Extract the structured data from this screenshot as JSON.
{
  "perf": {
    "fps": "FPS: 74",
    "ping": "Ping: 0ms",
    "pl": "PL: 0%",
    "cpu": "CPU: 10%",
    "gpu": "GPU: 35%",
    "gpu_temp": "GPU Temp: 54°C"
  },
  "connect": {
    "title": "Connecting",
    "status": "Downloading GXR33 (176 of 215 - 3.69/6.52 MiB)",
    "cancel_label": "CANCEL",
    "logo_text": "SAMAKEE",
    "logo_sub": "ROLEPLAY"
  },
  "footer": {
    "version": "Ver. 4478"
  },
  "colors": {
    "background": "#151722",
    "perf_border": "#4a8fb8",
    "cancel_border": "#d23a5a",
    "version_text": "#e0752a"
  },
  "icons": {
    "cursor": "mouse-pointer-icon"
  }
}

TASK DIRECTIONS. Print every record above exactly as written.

RESPONSE AREA.
Extract the structured data from this screenshot as JSON.
{
  "perf": {
    "fps": "FPS: 74",
    "ping": "Ping: 0ms",
    "pl": "PL: 0%",
    "cpu": "CPU: 10%",
    "gpu": "GPU: 35%",
    "gpu_temp": "GPU Temp: 54°C"
  },
  "connect": {
    "title": "Connecting",
    "status": "Downloading GXR33 (176 of 215 - 3.69/6.52 MiB)",
    "cancel_label": "CANCEL",
    "logo_text": "SAMAKEE",
    "logo_sub": "ROLEPLAY"
  },
  "footer": {
    "version": "Ver. 4478"
  },
  "colors": {
    "background": "#151722",
    "perf_border": "#4a8fb8",
    "cancel_border": "#d23a5a",
    "version_text": "#e0752a"
  },
  "icons": {
    "cursor": "mouse-pointer-icon"
  }
}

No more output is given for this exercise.